On October 26th, the NAACP filed a joint amicus brief in partnership with the North Carolina State Conference of the NAACP, along with Lawyers' Committee for Civil Rights Under Law and other civil rights organizations, in the U.S. Supreme Court in Harper v. Moore. The amicus brief advocates to protect voting rights and ensure that state courts remain available to protect Black voters and other voters of color from discriminatory voting laws.
On, November 15th, the South Carolina State Conference of the NAACP filed its opposition to a stay of discovery in SC NAACP v. Kohn in the U.S. District Court for the District of South Carolina. The case involves the state conference's First Amendment challenge to South Carolina Court Administration's prohibition on scraping the public index.
On November 18th, the U.S. Environmental Protection Agency and the City of Jackson announced that the EPA would maintain a long-term presence in Jackson, Mississippi to oversee and help Jackson fix and run its water treatment facilities. The NAACP is continuing to work with the EPA to ensure a just outcome for Jackson's residents and to make sure that the state is held accountable for its longstanding pattern of denying Jackson access to critical funding.
A thoughtful look at American history reveals that the nation's laws were never meant to serve Black Americans. But we strive to make the laws work for us through litigation at the national and local levels.

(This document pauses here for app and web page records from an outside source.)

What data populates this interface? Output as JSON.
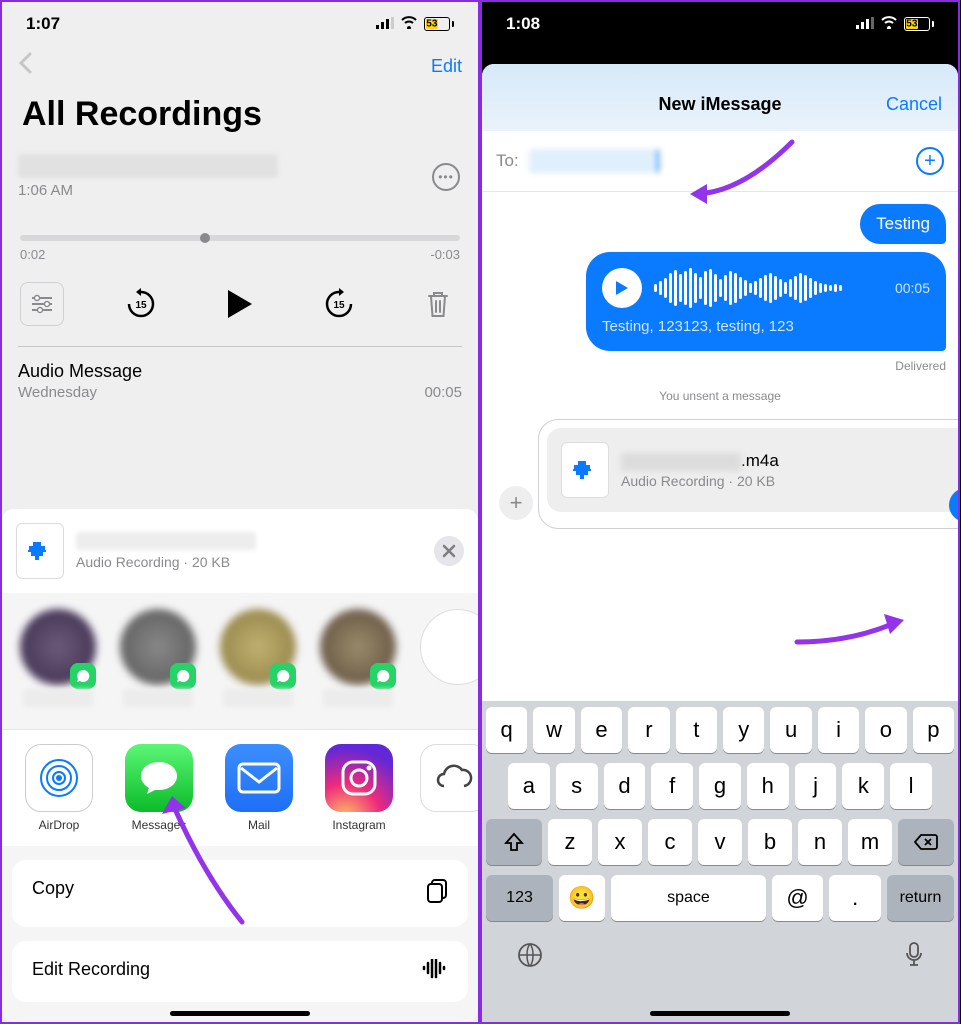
{
  "left": {
    "status": {
      "time": "1:07",
      "battery": "53"
    },
    "nav": {
      "edit": "Edit"
    },
    "title": "All Recordings",
    "current": {
      "subtitle": "1:06 AM",
      "elapsed": "0:02",
      "remaining": "-0:03"
    },
    "item": {
      "title": "Audio Message",
      "day": "Wednesday",
      "dur": "00:05"
    },
    "share": {
      "subtitle": "Audio Recording · 20 KB",
      "apps": {
        "airdrop": "AirDrop",
        "messages": "Messages",
        "mail": "Mail",
        "ig": "Instagram"
      },
      "actions": {
        "copy": "Copy",
        "edit": "Edit Recording"
      }
    }
  },
  "right": {
    "status": {
      "time": "1:08",
      "battery": "53"
    },
    "nav": {
      "title": "New iMessage",
      "cancel": "Cancel"
    },
    "to_label": "To:",
    "msg1": "Testing",
    "audio_dur": "00:05",
    "transcript": "Testing, 123123, testing, 123",
    "delivered": "Delivered",
    "unsent": "You unsent a message",
    "attach": {
      "ext": ".m4a",
      "sub": "Audio Recording · 20 KB"
    },
    "kb": {
      "r1": [
        "q",
        "w",
        "e",
        "r",
        "t",
        "y",
        "u",
        "i",
        "o",
        "p"
      ],
      "r2": [
        "a",
        "s",
        "d",
        "f",
        "g",
        "h",
        "j",
        "k",
        "l"
      ],
      "r3": [
        "z",
        "x",
        "c",
        "v",
        "b",
        "n",
        "m"
      ],
      "num": "123",
      "space": "space",
      "at": "@",
      "dot": ".",
      "ret": "return"
    }
  }
}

Through affirmative litigation, we aim to further our mission to ensure equitable treatment and opportunities when it comes to voting rights, education, economic empowerment, criminal justice, and health, including environmental justice. We initiate lawsuits and join as plaintiffs in state and federal cases.
We have, and will continue to, file cases that fight:
Unjust federal, state local statutes regulations
Discriminatory policies, practices procedures
Unlawful misconduct by public officers, private individuals, and companies that threaten civil rights
We don't do this work alone. We may partner with other civil rights organizations, law firms, and law schools to secure the resources necessary to assess and prosecute cases.
Calling all legal professionals! If you're interested in serving with the NAACP as a poll monitor, legal liaison, or through rapid response, litigation assistance, or hotline support, we can help you utilize your power this election season.
The Indiana NAACP, along with the League of Women Voters of Indiana, challenged Acts 442 and 334 in court and won protection for the state's voters. The two voter purge laws aimed to allow Indiana election officials to cancel voter registrations without communication or compliance with the National Voter Registration Act (NVRA) process.
The U.S. Court of Appeals for the Seventh Circuit ruled that Acts 442 and 334 violate the NVRA, which prohibits states from removing voters unless voters opted for removal or by going through the established process of the NVRA.
The coalition filed a suit in YEAR to stop Act 442, which allowed election officials to obtain data from a third-party database to determine voter eligibility in Indiana without notice to the voter. Similarly, Act 334 aimed to use the Indiana Data Enhancement Association (IDEA) to identify duplicate voter registrations and allow election officials to remove a voter from Indiana's voter rolls without proper notification or consent.
Donald Trump needs to be held accountable for deliberately inciting and colluding with white supremacists to stage a coup, in his continuing efforts to disenfranchise African-American voters. The insurrection was the culmination of a carefully orchestrated, months-long plan to destroy democracy, to block the results of a fair and democratic election, and to disenfranchise hundreds of thousands of African-American voters who cast valid ballots.- Derrick Johnson, NAACP President and CEO